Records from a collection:
****************
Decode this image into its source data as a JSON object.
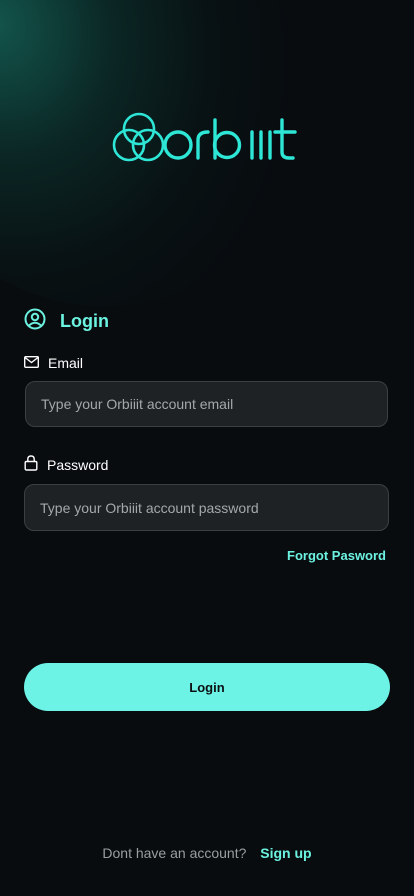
{
  "brand": {
    "logo_text": "orbiiit",
    "accent_color": "#6cf2e0",
    "background_color": "#080c0f"
  },
  "login_section": {
    "title": "Login",
    "icon": "user-circle-icon"
  },
  "email": {
    "label": "Email",
    "icon": "envelope-icon",
    "placeholder": "Type your Orbiiit account email",
    "value": ""
  },
  "password": {
    "label": "Password",
    "icon": "lock-icon",
    "placeholder": "Type your Orbiiit account password",
    "value": ""
  },
  "forgot_password": {
    "label": "Forgot Pasword"
  },
  "login_button": {
    "label": "Login"
  },
  "signup": {
    "prompt": "Dont have an account?",
    "link_label": "Sign up"
  }
}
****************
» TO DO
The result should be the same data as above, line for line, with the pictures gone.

» TASK RESPONSE
Decode this image into its source data as a JSON object.
{
  "brand": {
    "logo_text": "orbiiit",
    "accent_color": "#6cf2e0",
    "background_color": "#080c0f"
  },
  "login_section": {
    "title": "Login",
    "icon": "user-circle-icon"
  },
  "email": {
    "label": "Email",
    "icon": "envelope-icon",
    "placeholder": "Type your Orbiiit account email",
    "value": ""
  },
  "password": {
    "label": "Password",
    "icon": "lock-icon",
    "placeholder": "Type your Orbiiit account password",
    "value": ""
  },
  "forgot_password": {
    "label": "Forgot Pasword"
  },
  "login_button": {
    "label": "Login"
  },
  "signup": {
    "prompt": "Dont have an account?",
    "link_label": "Sign up"
  }
}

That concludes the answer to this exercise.